▶ **TASK GOAL**
The expected output is every line of the data exactly as shown, minus the images.

--- MATERIAL PROVIDED Enclosed Below ---

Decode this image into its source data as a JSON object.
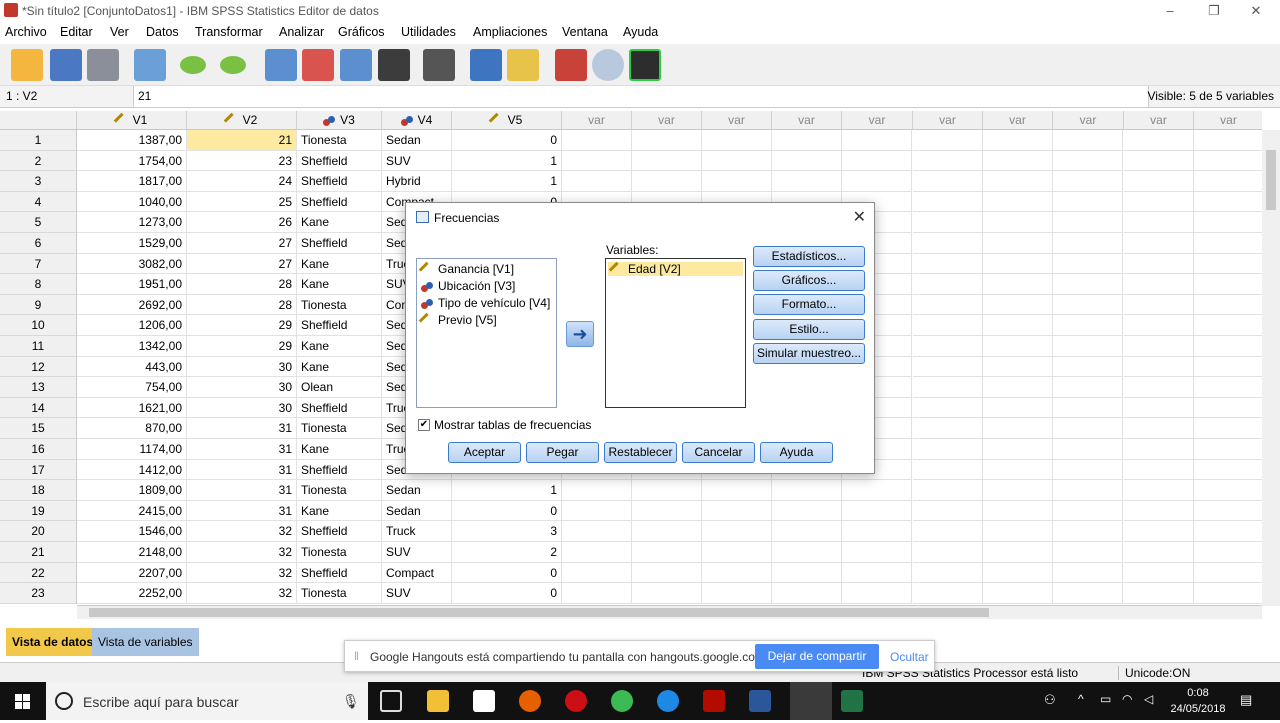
{
  "window": {
    "title": "*Sin título2 [ConjuntoDatos1] - IBM SPSS Statistics Editor de datos"
  },
  "menu": [
    "Archivo",
    "Editar",
    "Ver",
    "Datos",
    "Transformar",
    "Analizar",
    "Gráficos",
    "Utilidades",
    "Ampliaciones",
    "Ventana",
    "Ayuda"
  ],
  "cellbar": {
    "ref": "1 : V2",
    "value": "21",
    "visible": "Visible: 5 de 5 variables"
  },
  "columns": [
    "V1",
    "V2",
    "V3",
    "V4",
    "V5",
    "var",
    "var",
    "var",
    "var",
    "var",
    "var",
    "var",
    "var",
    "var",
    "var"
  ],
  "rows": [
    [
      "1",
      "1387,00",
      "21",
      "Tionesta",
      "Sedan",
      "0"
    ],
    [
      "2",
      "1754,00",
      "23",
      "Sheffield",
      "SUV",
      "1"
    ],
    [
      "3",
      "1817,00",
      "24",
      "Sheffield",
      "Hybrid",
      "1"
    ],
    [
      "4",
      "1040,00",
      "25",
      "Sheffield",
      "Compact",
      "0"
    ],
    [
      "5",
      "1273,00",
      "26",
      "Kane",
      "Sedan",
      ""
    ],
    [
      "6",
      "1529,00",
      "27",
      "Sheffield",
      "Sedan",
      ""
    ],
    [
      "7",
      "3082,00",
      "27",
      "Kane",
      "Truck",
      ""
    ],
    [
      "8",
      "1951,00",
      "28",
      "Kane",
      "SUV",
      ""
    ],
    [
      "9",
      "2692,00",
      "28",
      "Tionesta",
      "Compact",
      ""
    ],
    [
      "10",
      "1206,00",
      "29",
      "Sheffield",
      "Sedan",
      ""
    ],
    [
      "11",
      "1342,00",
      "29",
      "Kane",
      "Sedan",
      ""
    ],
    [
      "12",
      "443,00",
      "30",
      "Kane",
      "Sedan",
      ""
    ],
    [
      "13",
      "754,00",
      "30",
      "Olean",
      "Sedan",
      ""
    ],
    [
      "14",
      "1621,00",
      "30",
      "Sheffield",
      "Truck",
      ""
    ],
    [
      "15",
      "870,00",
      "31",
      "Tionesta",
      "Sedan",
      ""
    ],
    [
      "16",
      "1174,00",
      "31",
      "Kane",
      "Truck",
      ""
    ],
    [
      "17",
      "1412,00",
      "31",
      "Sheffield",
      "Sedan",
      ""
    ],
    [
      "18",
      "1809,00",
      "31",
      "Tionesta",
      "Sedan",
      "1"
    ],
    [
      "19",
      "2415,00",
      "31",
      "Kane",
      "Sedan",
      "0"
    ],
    [
      "20",
      "1546,00",
      "32",
      "Sheffield",
      "Truck",
      "3"
    ],
    [
      "21",
      "2148,00",
      "32",
      "Tionesta",
      "SUV",
      "2"
    ],
    [
      "22",
      "2207,00",
      "32",
      "Sheffield",
      "Compact",
      "0"
    ],
    [
      "23",
      "2252,00",
      "32",
      "Tionesta",
      "SUV",
      "0"
    ]
  ],
  "tabs": {
    "data_view": "Vista de datos",
    "variable_view": "Vista de variables"
  },
  "status": {
    "processor": "IBM SPSS Statistics Processor está listo",
    "unicode": "Unicode:ON"
  },
  "hangouts": {
    "message": "Google Hangouts está compartiendo tu pantalla con hangouts.google.com.",
    "stop_label": "Dejar de compartir",
    "hide_label": "Ocultar"
  },
  "dialog": {
    "title": "Frecuencias",
    "source_vars": [
      "Ganancia [V1]",
      "Ubicación [V3]",
      "Tipo de vehículo [V4]",
      "Previo [V5]"
    ],
    "variables_label": "Variables:",
    "target_vars": [
      "Edad [V2]"
    ],
    "side_buttons": [
      "Estadísticos...",
      "Gráficos...",
      "Formato...",
      "Estilo...",
      "Simular muestreo..."
    ],
    "checkbox_label": "Mostrar tablas de frecuencias",
    "checkbox_checked": true,
    "bottom_buttons": [
      "Aceptar",
      "Pegar",
      "Restablecer",
      "Cancelar",
      "Ayuda"
    ]
  },
  "taskbar": {
    "search_placeholder": "Escribe aquí para buscar",
    "time": "0:08",
    "date": "24/05/2018"
  }
}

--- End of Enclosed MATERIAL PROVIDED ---

▶ **WRITTEN SOLUTION**
Decode this image into its source data as a JSON object.
{
  "window": {
    "title": "*Sin título2 [ConjuntoDatos1] - IBM SPSS Statistics Editor de datos"
  },
  "menu": [
    "Archivo",
    "Editar",
    "Ver",
    "Datos",
    "Transformar",
    "Analizar",
    "Gráficos",
    "Utilidades",
    "Ampliaciones",
    "Ventana",
    "Ayuda"
  ],
  "cellbar": {
    "ref": "1 : V2",
    "value": "21",
    "visible": "Visible: 5 de 5 variables"
  },
  "columns": [
    "V1",
    "V2",
    "V3",
    "V4",
    "V5",
    "var",
    "var",
    "var",
    "var",
    "var",
    "var",
    "var",
    "var",
    "var",
    "var"
  ],
  "rows": [
    [
      "1",
      "1387,00",
      "21",
      "Tionesta",
      "Sedan",
      "0"
    ],
    [
      "2",
      "1754,00",
      "23",
      "Sheffield",
      "SUV",
      "1"
    ],
    [
      "3",
      "1817,00",
      "24",
      "Sheffield",
      "Hybrid",
      "1"
    ],
    [
      "4",
      "1040,00",
      "25",
      "Sheffield",
      "Compact",
      "0"
    ],
    [
      "5",
      "1273,00",
      "26",
      "Kane",
      "Sedan",
      ""
    ],
    [
      "6",
      "1529,00",
      "27",
      "Sheffield",
      "Sedan",
      ""
    ],
    [
      "7",
      "3082,00",
      "27",
      "Kane",
      "Truck",
      ""
    ],
    [
      "8",
      "1951,00",
      "28",
      "Kane",
      "SUV",
      ""
    ],
    [
      "9",
      "2692,00",
      "28",
      "Tionesta",
      "Compact",
      ""
    ],
    [
      "10",
      "1206,00",
      "29",
      "Sheffield",
      "Sedan",
      ""
    ],
    [
      "11",
      "1342,00",
      "29",
      "Kane",
      "Sedan",
      ""
    ],
    [
      "12",
      "443,00",
      "30",
      "Kane",
      "Sedan",
      ""
    ],
    [
      "13",
      "754,00",
      "30",
      "Olean",
      "Sedan",
      ""
    ],
    [
      "14",
      "1621,00",
      "30",
      "Sheffield",
      "Truck",
      ""
    ],
    [
      "15",
      "870,00",
      "31",
      "Tionesta",
      "Sedan",
      ""
    ],
    [
      "16",
      "1174,00",
      "31",
      "Kane",
      "Truck",
      ""
    ],
    [
      "17",
      "1412,00",
      "31",
      "Sheffield",
      "Sedan",
      ""
    ],
    [
      "18",
      "1809,00",
      "31",
      "Tionesta",
      "Sedan",
      "1"
    ],
    [
      "19",
      "2415,00",
      "31",
      "Kane",
      "Sedan",
      "0"
    ],
    [
      "20",
      "1546,00",
      "32",
      "Sheffield",
      "Truck",
      "3"
    ],
    [
      "21",
      "2148,00",
      "32",
      "Tionesta",
      "SUV",
      "2"
    ],
    [
      "22",
      "2207,00",
      "32",
      "Sheffield",
      "Compact",
      "0"
    ],
    [
      "23",
      "2252,00",
      "32",
      "Tionesta",
      "SUV",
      "0"
    ]
  ],
  "tabs": {
    "data_view": "Vista de datos",
    "variable_view": "Vista de variables"
  },
  "status": {
    "processor": "IBM SPSS Statistics Processor está listo",
    "unicode": "Unicode:ON"
  },
  "hangouts": {
    "message": "Google Hangouts está compartiendo tu pantalla con hangouts.google.com.",
    "stop_label": "Dejar de compartir",
    "hide_label": "Ocultar"
  },
  "dialog": {
    "title": "Frecuencias",
    "source_vars": [
      "Ganancia [V1]",
      "Ubicación [V3]",
      "Tipo de vehículo [V4]",
      "Previo [V5]"
    ],
    "variables_label": "Variables:",
    "target_vars": [
      "Edad [V2]"
    ],
    "side_buttons": [
      "Estadísticos...",
      "Gráficos...",
      "Formato...",
      "Estilo...",
      "Simular muestreo..."
    ],
    "checkbox_label": "Mostrar tablas de frecuencias",
    "checkbox_checked": true,
    "bottom_buttons": [
      "Aceptar",
      "Pegar",
      "Restablecer",
      "Cancelar",
      "Ayuda"
    ]
  },
  "taskbar": {
    "search_placeholder": "Escribe aquí para buscar",
    "time": "0:08",
    "date": "24/05/2018"
  }
}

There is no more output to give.